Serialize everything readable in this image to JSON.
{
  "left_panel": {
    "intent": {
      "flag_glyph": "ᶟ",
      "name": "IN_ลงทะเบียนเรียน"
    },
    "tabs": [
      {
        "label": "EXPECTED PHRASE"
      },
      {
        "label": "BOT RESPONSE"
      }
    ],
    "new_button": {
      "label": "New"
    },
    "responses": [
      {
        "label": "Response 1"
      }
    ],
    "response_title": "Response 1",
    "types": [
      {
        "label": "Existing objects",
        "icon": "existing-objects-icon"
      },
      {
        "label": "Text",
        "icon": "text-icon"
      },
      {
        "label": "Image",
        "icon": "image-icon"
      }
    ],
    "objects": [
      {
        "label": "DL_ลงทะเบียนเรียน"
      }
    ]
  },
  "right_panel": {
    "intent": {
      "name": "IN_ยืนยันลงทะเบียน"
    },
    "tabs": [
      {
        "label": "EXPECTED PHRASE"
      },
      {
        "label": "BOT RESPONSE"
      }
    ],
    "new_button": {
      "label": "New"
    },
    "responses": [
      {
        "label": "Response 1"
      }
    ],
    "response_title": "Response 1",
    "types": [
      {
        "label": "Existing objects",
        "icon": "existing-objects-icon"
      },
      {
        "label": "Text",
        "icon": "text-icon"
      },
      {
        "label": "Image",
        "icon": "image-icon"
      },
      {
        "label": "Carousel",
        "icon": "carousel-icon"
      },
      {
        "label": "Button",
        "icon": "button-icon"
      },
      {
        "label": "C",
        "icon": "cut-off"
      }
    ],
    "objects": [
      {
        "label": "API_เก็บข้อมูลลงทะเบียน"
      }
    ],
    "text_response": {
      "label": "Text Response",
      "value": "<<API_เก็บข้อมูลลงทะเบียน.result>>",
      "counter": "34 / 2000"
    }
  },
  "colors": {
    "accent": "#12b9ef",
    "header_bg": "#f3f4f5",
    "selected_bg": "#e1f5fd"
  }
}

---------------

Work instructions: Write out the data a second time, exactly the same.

Exercise output:
Serialize everything readable in this image to JSON.
{
  "left_panel": {
    "intent": {
      "flag_glyph": "ᶟ",
      "name": "IN_ลงทะเบียนเรียน"
    },
    "tabs": [
      {
        "label": "EXPECTED PHRASE"
      },
      {
        "label": "BOT RESPONSE"
      }
    ],
    "new_button": {
      "label": "New"
    },
    "responses": [
      {
        "label": "Response 1"
      }
    ],
    "response_title": "Response 1",
    "types": [
      {
        "label": "Existing objects",
        "icon": "existing-objects-icon"
      },
      {
        "label": "Text",
        "icon": "text-icon"
      },
      {
        "label": "Image",
        "icon": "image-icon"
      }
    ],
    "objects": [
      {
        "label": "DL_ลงทะเบียนเรียน"
      }
    ]
  },
  "right_panel": {
    "intent": {
      "name": "IN_ยืนยันลงทะเบียน"
    },
    "tabs": [
      {
        "label": "EXPECTED PHRASE"
      },
      {
        "label": "BOT RESPONSE"
      }
    ],
    "new_button": {
      "label": "New"
    },
    "responses": [
      {
        "label": "Response 1"
      }
    ],
    "response_title": "Response 1",
    "types": [
      {
        "label": "Existing objects",
        "icon": "existing-objects-icon"
      },
      {
        "label": "Text",
        "icon": "text-icon"
      },
      {
        "label": "Image",
        "icon": "image-icon"
      },
      {
        "label": "Carousel",
        "icon": "carousel-icon"
      },
      {
        "label": "Button",
        "icon": "button-icon"
      },
      {
        "label": "C",
        "icon": "cut-off"
      }
    ],
    "objects": [
      {
        "label": "API_เก็บข้อมูลลงทะเบียน"
      }
    ],
    "text_response": {
      "label": "Text Response",
      "value": "<<API_เก็บข้อมูลลงทะเบียน.result>>",
      "counter": "34 / 2000"
    }
  },
  "colors": {
    "accent": "#12b9ef",
    "header_bg": "#f3f4f5",
    "selected_bg": "#e1f5fd"
  }
}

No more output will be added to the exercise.